_What to do_
The response should consist of the records, reproduced exactly.

(Records from a data source)
++++++++++++++++++++

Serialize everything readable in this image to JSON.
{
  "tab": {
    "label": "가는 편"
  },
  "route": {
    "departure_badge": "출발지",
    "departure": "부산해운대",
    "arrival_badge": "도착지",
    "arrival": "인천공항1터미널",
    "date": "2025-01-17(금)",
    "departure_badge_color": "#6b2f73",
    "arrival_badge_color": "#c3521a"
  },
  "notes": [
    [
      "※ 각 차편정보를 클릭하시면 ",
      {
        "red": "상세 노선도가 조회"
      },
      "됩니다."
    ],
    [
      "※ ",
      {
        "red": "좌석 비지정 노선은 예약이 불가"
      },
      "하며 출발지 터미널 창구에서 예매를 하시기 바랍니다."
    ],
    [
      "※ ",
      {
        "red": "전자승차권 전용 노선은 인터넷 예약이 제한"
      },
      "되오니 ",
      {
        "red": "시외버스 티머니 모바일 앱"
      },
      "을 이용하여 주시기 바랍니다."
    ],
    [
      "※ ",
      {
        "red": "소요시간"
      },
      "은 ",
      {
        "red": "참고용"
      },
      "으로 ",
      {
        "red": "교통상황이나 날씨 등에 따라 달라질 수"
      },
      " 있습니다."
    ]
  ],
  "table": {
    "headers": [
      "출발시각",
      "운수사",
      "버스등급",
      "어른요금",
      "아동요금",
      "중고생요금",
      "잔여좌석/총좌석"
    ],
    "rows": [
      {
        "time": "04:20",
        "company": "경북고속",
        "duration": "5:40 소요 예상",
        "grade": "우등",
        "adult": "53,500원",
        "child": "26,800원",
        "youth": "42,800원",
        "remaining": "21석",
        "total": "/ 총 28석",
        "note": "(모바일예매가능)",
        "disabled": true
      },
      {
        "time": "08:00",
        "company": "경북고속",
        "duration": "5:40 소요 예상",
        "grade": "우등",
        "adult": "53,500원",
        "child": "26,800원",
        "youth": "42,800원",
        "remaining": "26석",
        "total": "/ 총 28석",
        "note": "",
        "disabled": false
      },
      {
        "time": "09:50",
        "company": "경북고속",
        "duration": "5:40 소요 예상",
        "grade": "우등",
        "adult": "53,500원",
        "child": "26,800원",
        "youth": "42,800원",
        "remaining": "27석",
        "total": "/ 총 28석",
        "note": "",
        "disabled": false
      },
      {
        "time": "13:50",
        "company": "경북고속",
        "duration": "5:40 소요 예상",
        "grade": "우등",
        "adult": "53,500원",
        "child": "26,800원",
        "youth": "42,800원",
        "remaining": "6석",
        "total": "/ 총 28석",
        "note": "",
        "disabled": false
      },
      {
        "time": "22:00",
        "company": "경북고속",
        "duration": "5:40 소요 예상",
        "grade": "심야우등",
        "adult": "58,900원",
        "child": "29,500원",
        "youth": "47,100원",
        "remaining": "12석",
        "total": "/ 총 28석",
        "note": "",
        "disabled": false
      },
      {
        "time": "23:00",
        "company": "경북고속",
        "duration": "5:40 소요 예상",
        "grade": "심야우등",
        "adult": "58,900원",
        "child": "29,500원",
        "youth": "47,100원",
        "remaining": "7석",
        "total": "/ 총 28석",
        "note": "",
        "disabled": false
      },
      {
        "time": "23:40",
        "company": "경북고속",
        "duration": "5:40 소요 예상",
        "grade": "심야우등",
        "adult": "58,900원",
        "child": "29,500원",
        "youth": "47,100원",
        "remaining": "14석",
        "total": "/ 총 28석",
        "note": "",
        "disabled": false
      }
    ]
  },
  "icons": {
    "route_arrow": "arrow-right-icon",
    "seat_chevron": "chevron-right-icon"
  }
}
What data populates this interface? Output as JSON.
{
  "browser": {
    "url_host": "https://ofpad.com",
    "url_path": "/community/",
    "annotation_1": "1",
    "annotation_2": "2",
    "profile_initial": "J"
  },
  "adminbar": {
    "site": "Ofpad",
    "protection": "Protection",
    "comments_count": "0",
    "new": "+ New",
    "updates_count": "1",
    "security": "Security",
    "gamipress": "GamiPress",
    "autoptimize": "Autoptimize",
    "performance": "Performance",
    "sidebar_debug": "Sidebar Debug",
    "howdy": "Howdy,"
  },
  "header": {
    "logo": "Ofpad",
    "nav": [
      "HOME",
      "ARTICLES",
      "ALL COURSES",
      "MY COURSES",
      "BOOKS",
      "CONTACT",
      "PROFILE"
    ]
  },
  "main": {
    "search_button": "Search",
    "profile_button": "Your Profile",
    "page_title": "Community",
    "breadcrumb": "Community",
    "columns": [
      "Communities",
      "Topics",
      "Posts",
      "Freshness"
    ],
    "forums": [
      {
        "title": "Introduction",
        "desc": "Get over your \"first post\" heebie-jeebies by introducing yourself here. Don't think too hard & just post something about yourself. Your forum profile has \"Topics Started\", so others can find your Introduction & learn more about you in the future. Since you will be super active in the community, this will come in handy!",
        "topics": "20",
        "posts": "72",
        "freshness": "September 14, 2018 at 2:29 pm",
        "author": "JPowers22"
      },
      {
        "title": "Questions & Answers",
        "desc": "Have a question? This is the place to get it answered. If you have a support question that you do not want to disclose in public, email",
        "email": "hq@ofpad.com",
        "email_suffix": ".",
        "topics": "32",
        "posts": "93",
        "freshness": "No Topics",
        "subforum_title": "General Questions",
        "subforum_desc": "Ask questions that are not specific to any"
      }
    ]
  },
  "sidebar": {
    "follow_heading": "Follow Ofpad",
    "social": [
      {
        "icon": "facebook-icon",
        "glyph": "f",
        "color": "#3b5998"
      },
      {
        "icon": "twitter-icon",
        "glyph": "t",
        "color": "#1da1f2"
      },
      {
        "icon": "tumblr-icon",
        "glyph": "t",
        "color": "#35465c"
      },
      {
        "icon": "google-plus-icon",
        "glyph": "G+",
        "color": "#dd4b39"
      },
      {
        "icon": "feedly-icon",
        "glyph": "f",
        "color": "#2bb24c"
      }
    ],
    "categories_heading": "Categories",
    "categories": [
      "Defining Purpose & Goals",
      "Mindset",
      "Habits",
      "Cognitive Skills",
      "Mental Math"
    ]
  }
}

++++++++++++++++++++

_Task solution_
Serialize everything readable in this image to JSON.
{
  "tab": {
    "label": "가는 편"
  },
  "route": {
    "departure_badge": "출발지",
    "departure": "부산해운대",
    "arrival_badge": "도착지",
    "arrival": "인천공항1터미널",
    "date": "2025-01-17(금)",
    "departure_badge_color": "#6b2f73",
    "arrival_badge_color": "#c3521a"
  },
  "notes": [
    [
      "※ 각 차편정보를 클릭하시면 ",
      {
        "red": "상세 노선도가 조회"
      },
      "됩니다."
    ],
    [
      "※ ",
      {
        "red": "좌석 비지정 노선은 예약이 불가"
      },
      "하며 출발지 터미널 창구에서 예매를 하시기 바랍니다."
    ],
    [
      "※ ",
      {
        "red": "전자승차권 전용 노선은 인터넷 예약이 제한"
      },
      "되오니 ",
      {
        "red": "시외버스 티머니 모바일 앱"
      },
      "을 이용하여 주시기 바랍니다."
    ],
    [
      "※ ",
      {
        "red": "소요시간"
      },
      "은 ",
      {
        "red": "참고용"
      },
      "으로 ",
      {
        "red": "교통상황이나 날씨 등에 따라 달라질 수"
      },
      " 있습니다."
    ]
  ],
  "table": {
    "headers": [
      "출발시각",
      "운수사",
      "버스등급",
      "어른요금",
      "아동요금",
      "중고생요금",
      "잔여좌석/총좌석"
    ],
    "rows": [
      {
        "time": "04:20",
        "company": "경북고속",
        "duration": "5:40 소요 예상",
        "grade": "우등",
        "adult": "53,500원",
        "child": "26,800원",
        "youth": "42,800원",
        "remaining": "21석",
        "total": "/ 총 28석",
        "note": "(모바일예매가능)",
        "disabled": true
      },
      {
        "time": "08:00",
        "company": "경북고속",
        "duration": "5:40 소요 예상",
        "grade": "우등",
        "adult": "53,500원",
        "child": "26,800원",
        "youth": "42,800원",
        "remaining": "26석",
        "total": "/ 총 28석",
        "note": "",
        "disabled": false
      },
      {
        "time": "09:50",
        "company": "경북고속",
        "duration": "5:40 소요 예상",
        "grade": "우등",
        "adult": "53,500원",
        "child": "26,800원",
        "youth": "42,800원",
        "remaining": "27석",
        "total": "/ 총 28석",
        "note": "",
        "disabled": false
      },
      {
        "time": "13:50",
        "company": "경북고속",
        "duration": "5:40 소요 예상",
        "grade": "우등",
        "adult": "53,500원",
        "child": "26,800원",
        "youth": "42,800원",
        "remaining": "6석",
        "total": "/ 총 28석",
        "note": "",
        "disabled": false
      },
      {
        "time": "22:00",
        "company": "경북고속",
        "duration": "5:40 소요 예상",
        "grade": "심야우등",
        "adult": "58,900원",
        "child": "29,500원",
        "youth": "47,100원",
        "remaining": "12석",
        "total": "/ 총 28석",
        "note": "",
        "disabled": false
      },
      {
        "time": "23:00",
        "company": "경북고속",
        "duration": "5:40 소요 예상",
        "grade": "심야우등",
        "adult": "58,900원",
        "child": "29,500원",
        "youth": "47,100원",
        "remaining": "7석",
        "total": "/ 총 28석",
        "note": "",
        "disabled": false
      },
      {
        "time": "23:40",
        "company": "경북고속",
        "duration": "5:40 소요 예상",
        "grade": "심야우등",
        "adult": "58,900원",
        "child": "29,500원",
        "youth": "47,100원",
        "remaining": "14석",
        "total": "/ 총 28석",
        "note": "",
        "disabled": false
      }
    ]
  },
  "icons": {
    "route_arrow": "arrow-right-icon",
    "seat_chevron": "chevron-right-icon"
  }
}
What data populates this interface? Output as JSON.
{
  "browser": {
    "url_host": "https://ofpad.com",
    "url_path": "/community/",
    "annotation_1": "1",
    "annotation_2": "2",
    "profile_initial": "J"
  },
  "adminbar": {
    "site": "Ofpad",
    "protection": "Protection",
    "comments_count": "0",
    "new": "+ New",
    "updates_count": "1",
    "security": "Security",
    "gamipress": "GamiPress",
    "autoptimize": "Autoptimize",
    "performance": "Performance",
    "sidebar_debug": "Sidebar Debug",
    "howdy": "Howdy,"
  },
  "header": {
    "logo": "Ofpad",
    "nav": [
      "HOME",
      "ARTICLES",
      "ALL COURSES",
      "MY COURSES",
      "BOOKS",
      "CONTACT",
      "PROFILE"
    ]
  },
  "main": {
    "search_button": "Search",
    "profile_button": "Your Profile",
    "page_title": "Community",
    "breadcrumb": "Community",
    "columns": [
      "Communities",
      "Topics",
      "Posts",
      "Freshness"
    ],
    "forums": [
      {
        "title": "Introduction",
        "desc": "Get over your \"first post\" heebie-jeebies by introducing yourself here. Don't think too hard & just post something about yourself. Your forum profile has \"Topics Started\", so others can find your Introduction & learn more about you in the future. Since you will be super active in the community, this will come in handy!",
        "topics": "20",
        "posts": "72",
        "freshness": "September 14, 2018 at 2:29 pm",
        "author": "JPowers22"
      },
      {
        "title": "Questions & Answers",
        "desc": "Have a question? This is the place to get it answered. If you have a support question that you do not want to disclose in public, email",
        "email": "hq@ofpad.com",
        "email_suffix": ".",
        "topics": "32",
        "posts": "93",
        "freshness": "No Topics",
        "subforum_title": "General Questions",
        "subforum_desc": "Ask questions that are not specific to any"
      }
    ]
  },
  "sidebar": {
    "follow_heading": "Follow Ofpad",
    "social": [
      {
        "icon": "facebook-icon",
        "glyph": "f",
        "color": "#3b5998"
      },
      {
        "icon": "twitter-icon",
        "glyph": "t",
        "color": "#1da1f2"
      },
      {
        "icon": "tumblr-icon",
        "glyph": "t",
        "color": "#35465c"
      },
      {
        "icon": "google-plus-icon",
        "glyph": "G+",
        "color": "#dd4b39"
      },
      {
        "icon": "feedly-icon",
        "glyph": "f",
        "color": "#2bb24c"
      }
    ],
    "categories_heading": "Categories",
    "categories": [
      "Defining Purpose & Goals",
      "Mindset",
      "Habits",
      "Cognitive Skills",
      "Mental Math"
    ]
  }
}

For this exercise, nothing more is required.